Hard-hit communities benefit from research on long-term health recovery
More than $8 million in grants will support research to aid the long-term recovery in areas hard hit by Hurricane Sandy in October 2012. The grants represent the first time the U.S. Department of Health and Human Services has funded research needed by local communities to support long-term recovery efforts.
HHS' office of the assistant secretary for preparedness and response will administer the grant through the Hurricane Sandy Recovery and Rebuilding Supplemental Appropriation Act of 2013.
"We hope the grants provide a catalyst for the scientific community to put more emphasis on the study of recovery from disasters; much more research is needed to support decision-making in the long-term recovery process and ultimately to improve resilience," said Dr. Nicole Lurie, HHS assistant secretary for preparedness and response. "We anticipate that the findings not only will help community leaders make evidence-based decisions about recovery plans and policies in affected areas, but also that the knowledge gained can improve resilience across the entire country."
Over the next two years, research will focus on physical and behavioral health aspects of recovery, including community resilience, risk communication and the use of social media, health system response and health care access, evacuation and policy decision-making, and mental health.
The grants require researchers to share their findings with each other and the impacted communities. This approach will bring together networks of community members and organizations needed to foster a strong recovery and to improve resilience as impacted communities continue to move forward rebuilding.
Nine grant recipients will receive a total of approximately $5 million, and $3.6 million will be available to support additional research requirements and resources. Academic institutions and organizations receiving grants are:

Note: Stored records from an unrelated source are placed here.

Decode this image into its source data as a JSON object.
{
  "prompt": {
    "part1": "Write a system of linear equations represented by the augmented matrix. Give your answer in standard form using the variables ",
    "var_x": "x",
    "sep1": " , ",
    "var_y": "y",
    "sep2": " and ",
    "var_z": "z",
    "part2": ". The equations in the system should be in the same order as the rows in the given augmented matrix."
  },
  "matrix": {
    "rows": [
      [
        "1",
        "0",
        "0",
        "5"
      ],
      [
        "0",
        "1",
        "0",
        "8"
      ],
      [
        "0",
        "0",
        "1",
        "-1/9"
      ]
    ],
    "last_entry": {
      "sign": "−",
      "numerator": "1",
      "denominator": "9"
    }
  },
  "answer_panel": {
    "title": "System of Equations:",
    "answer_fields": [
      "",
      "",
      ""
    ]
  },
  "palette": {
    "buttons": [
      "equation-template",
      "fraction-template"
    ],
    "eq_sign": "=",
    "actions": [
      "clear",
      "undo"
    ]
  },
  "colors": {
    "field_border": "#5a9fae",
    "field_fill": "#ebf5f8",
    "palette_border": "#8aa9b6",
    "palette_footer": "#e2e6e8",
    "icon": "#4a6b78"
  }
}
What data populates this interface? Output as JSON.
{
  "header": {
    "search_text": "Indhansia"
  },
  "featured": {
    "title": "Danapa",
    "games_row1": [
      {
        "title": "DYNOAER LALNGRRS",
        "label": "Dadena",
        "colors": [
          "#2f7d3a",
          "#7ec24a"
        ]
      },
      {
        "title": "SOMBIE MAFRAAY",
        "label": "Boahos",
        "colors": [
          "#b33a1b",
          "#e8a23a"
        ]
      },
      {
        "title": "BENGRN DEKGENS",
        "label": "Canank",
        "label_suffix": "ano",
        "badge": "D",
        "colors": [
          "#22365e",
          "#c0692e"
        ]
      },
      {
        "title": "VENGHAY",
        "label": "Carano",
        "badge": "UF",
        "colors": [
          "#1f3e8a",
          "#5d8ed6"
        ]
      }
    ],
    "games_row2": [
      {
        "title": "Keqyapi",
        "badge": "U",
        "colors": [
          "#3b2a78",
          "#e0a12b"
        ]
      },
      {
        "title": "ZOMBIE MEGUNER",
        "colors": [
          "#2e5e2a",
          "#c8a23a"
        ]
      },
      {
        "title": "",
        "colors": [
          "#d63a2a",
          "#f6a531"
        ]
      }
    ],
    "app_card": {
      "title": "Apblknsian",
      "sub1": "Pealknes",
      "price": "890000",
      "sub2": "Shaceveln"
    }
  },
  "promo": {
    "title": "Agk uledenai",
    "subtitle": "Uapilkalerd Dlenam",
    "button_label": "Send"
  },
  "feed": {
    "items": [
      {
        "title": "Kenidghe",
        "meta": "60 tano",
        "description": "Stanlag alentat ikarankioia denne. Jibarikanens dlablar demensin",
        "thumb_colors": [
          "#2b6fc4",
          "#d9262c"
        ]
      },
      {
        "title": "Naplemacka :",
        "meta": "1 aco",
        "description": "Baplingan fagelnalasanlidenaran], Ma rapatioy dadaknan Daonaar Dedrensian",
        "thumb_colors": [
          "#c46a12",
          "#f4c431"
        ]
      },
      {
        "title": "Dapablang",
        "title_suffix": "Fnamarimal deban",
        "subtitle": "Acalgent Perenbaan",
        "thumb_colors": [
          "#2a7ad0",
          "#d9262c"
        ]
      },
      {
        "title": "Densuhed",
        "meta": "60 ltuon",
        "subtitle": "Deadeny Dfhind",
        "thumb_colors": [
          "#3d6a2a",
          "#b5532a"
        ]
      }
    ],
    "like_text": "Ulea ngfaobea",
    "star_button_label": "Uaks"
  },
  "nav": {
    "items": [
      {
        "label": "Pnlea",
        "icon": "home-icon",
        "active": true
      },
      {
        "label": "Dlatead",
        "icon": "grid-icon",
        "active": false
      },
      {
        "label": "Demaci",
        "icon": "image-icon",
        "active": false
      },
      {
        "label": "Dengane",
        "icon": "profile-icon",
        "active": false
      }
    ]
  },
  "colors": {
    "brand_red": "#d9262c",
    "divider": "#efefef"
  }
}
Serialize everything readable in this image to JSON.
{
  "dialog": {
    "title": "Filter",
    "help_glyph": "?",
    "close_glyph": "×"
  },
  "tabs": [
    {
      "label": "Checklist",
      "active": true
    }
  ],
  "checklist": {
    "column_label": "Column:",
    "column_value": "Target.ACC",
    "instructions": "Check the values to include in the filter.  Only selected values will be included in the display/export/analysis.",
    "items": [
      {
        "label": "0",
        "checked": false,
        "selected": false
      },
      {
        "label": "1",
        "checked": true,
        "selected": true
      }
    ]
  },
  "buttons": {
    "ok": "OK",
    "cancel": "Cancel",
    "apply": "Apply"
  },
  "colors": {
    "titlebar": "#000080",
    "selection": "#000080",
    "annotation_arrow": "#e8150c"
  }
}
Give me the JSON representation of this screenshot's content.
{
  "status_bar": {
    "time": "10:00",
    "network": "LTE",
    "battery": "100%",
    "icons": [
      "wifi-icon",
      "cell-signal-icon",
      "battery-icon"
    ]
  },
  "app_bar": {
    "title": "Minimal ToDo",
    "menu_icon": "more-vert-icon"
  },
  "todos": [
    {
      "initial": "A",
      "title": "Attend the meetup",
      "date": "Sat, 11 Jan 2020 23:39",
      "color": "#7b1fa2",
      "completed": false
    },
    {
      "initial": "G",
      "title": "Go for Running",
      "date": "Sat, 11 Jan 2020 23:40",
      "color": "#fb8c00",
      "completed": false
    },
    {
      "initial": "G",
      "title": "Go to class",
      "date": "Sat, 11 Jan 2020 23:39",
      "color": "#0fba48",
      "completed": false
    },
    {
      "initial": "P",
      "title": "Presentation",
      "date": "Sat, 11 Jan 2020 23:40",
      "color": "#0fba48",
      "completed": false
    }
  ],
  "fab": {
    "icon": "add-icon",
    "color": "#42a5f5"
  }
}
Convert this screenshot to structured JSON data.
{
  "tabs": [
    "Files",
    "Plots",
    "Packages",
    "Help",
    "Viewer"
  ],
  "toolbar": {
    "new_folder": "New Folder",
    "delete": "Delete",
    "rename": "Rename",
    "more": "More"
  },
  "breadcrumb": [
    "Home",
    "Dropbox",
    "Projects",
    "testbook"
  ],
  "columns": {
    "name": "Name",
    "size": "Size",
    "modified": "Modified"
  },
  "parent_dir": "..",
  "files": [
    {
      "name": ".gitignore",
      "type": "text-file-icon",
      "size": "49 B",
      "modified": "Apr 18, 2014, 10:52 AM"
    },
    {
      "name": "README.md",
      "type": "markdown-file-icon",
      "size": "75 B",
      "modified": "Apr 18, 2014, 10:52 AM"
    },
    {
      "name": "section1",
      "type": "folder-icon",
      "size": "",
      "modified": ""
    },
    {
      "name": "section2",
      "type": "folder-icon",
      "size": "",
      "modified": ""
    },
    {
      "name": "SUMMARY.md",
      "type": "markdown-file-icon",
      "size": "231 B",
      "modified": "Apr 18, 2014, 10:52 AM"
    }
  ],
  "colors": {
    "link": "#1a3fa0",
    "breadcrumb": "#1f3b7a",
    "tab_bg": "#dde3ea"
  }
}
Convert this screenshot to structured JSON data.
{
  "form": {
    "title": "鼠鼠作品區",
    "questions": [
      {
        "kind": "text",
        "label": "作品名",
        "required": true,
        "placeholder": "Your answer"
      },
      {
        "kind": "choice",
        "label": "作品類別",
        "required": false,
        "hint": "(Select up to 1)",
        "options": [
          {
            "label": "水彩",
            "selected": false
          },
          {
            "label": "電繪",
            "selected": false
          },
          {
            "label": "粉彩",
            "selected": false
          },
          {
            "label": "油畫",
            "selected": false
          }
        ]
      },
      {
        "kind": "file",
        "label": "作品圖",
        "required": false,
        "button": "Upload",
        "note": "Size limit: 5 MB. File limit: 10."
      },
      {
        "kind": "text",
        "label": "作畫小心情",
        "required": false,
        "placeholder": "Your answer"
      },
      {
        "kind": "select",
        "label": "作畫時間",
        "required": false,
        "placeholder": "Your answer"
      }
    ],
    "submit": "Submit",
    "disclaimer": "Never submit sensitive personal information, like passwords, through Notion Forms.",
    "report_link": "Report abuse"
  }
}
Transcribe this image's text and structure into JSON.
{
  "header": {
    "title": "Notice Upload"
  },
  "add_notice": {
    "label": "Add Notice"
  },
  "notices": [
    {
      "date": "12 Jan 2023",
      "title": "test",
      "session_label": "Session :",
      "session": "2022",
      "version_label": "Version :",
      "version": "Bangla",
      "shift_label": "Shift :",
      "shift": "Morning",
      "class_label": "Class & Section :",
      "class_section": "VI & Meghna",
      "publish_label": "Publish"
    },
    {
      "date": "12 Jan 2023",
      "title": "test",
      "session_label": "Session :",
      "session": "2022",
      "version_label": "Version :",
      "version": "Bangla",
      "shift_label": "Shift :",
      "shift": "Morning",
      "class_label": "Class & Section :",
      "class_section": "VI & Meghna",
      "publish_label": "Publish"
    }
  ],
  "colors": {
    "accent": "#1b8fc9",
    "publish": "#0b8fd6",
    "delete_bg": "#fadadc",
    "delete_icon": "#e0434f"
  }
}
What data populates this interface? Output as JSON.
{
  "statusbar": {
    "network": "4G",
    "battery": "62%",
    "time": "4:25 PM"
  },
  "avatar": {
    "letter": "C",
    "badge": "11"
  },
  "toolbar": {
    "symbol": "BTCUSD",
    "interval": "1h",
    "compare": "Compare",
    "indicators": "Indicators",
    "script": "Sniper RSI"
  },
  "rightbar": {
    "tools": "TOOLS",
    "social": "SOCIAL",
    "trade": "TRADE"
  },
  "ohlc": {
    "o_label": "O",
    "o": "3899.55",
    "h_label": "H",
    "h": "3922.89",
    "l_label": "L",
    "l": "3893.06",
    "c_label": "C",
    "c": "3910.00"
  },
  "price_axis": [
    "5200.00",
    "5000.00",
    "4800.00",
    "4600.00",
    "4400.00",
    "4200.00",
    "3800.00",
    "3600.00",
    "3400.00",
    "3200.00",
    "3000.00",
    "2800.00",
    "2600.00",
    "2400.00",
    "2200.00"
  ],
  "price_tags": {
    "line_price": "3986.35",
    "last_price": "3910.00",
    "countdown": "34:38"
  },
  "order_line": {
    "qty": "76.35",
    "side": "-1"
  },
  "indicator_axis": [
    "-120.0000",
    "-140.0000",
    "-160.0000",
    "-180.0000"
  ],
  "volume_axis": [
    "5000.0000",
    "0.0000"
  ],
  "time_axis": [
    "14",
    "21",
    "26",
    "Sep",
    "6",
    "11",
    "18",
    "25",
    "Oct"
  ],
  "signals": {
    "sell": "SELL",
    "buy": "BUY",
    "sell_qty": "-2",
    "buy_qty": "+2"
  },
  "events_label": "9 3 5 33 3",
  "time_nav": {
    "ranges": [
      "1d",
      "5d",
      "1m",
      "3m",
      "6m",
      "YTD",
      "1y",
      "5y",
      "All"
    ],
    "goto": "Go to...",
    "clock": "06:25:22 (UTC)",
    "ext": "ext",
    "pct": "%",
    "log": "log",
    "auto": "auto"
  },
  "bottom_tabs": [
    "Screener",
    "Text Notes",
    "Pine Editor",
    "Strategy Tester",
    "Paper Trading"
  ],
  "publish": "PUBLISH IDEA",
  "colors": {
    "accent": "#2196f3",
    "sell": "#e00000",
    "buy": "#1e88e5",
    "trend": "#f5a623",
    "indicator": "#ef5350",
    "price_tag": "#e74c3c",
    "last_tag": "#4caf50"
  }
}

•American College of Emergency Physicians (Irving, Texas) - approximately $444,000 to study how health care systems were impacted negatively before, during and after Hurricane Sandy, and to develop comprehensive recommendations on how to strengthen health care systems going forward to treat patients effectively during disaster events.
•Columbia University (New York City) - approximately $596,000 to assess how community-level factors such as economic development, communication and social connections influence mental and behavioral health recovery in the aftermath of Hurricane Sandy, and a second grant of approximately $276,000 to assess the resilience of residents of high-rise public housing in responding to Sandy's impact.
•New York University School of Medicine (New York City) - approximately $752,000 to assess the resilience and response of a complex regional health care system impacted by Hurricane Sandy and the evaluation of patient care during and after the disaster.
•RAND Corp. (Santa Monica, Calif.) - approximately $657,000 to explore how partnerships between local health departments and community-based organizations contribute to the public health system's ability to respond to and recover from emergencies and contribute to resilience.
•Rowan University School of Osteopathic Medicine (Stratford, N.J.) - approximately $681,000 to examine how social networks within neighborhoods play a critical role in determining resilience of older Americans exposed to disasters.
•University of Delaware (Newark) - approximately $574,000 to identify critical factors that influence community resilience, and use these factors to create a computer program that supports community resilience in New York City after Hurricane Sandy.
•University of Maryland (Baltimore) - approximately $417,000 to determine how social connections in a community of Maryland watermen influence their individual behavior and how the behavior impacts disaster recovery after Hurricane Sandy.
•University of Pittsburgh - approximately $576,000 to study ways to minimize disruptions of access to primary health care services during recovery from major disasters, especially for at-risk populations.
The grants are being coordinated with others administered by the Centers for Disease Control and Prevention and are part of a broader effort by HHS to support public health system recovery from Hurricane Sandy.
Any suspected fraudulent activity pertaining to Hurricane Sandy grants or relief efforts should be reported to the toll-free NCDF hotline at 866-720-5721 or to the HHS office of inspector general through the "Report Fraud" form at www.oig.hhs.gov.
HHS is the principal federal agency for protecting the health of all Americans and providing essential human services, especially for those who are least able to help themselves. ASPR leads HHS in preparing the nation to respond to and recover from adverse health effects of emergencies, supporting communities' ability to withstand adversity, strengthening health and response systems, and enhancing national health security.
To learn more about health recovery from Hurricane Sandy, visit www.hhs.gov/sandy. More information about ASPR and preparedness, response and recovery from the health impacts of disasters is available at the HHS public health and medical emergency website, www.phe.gov.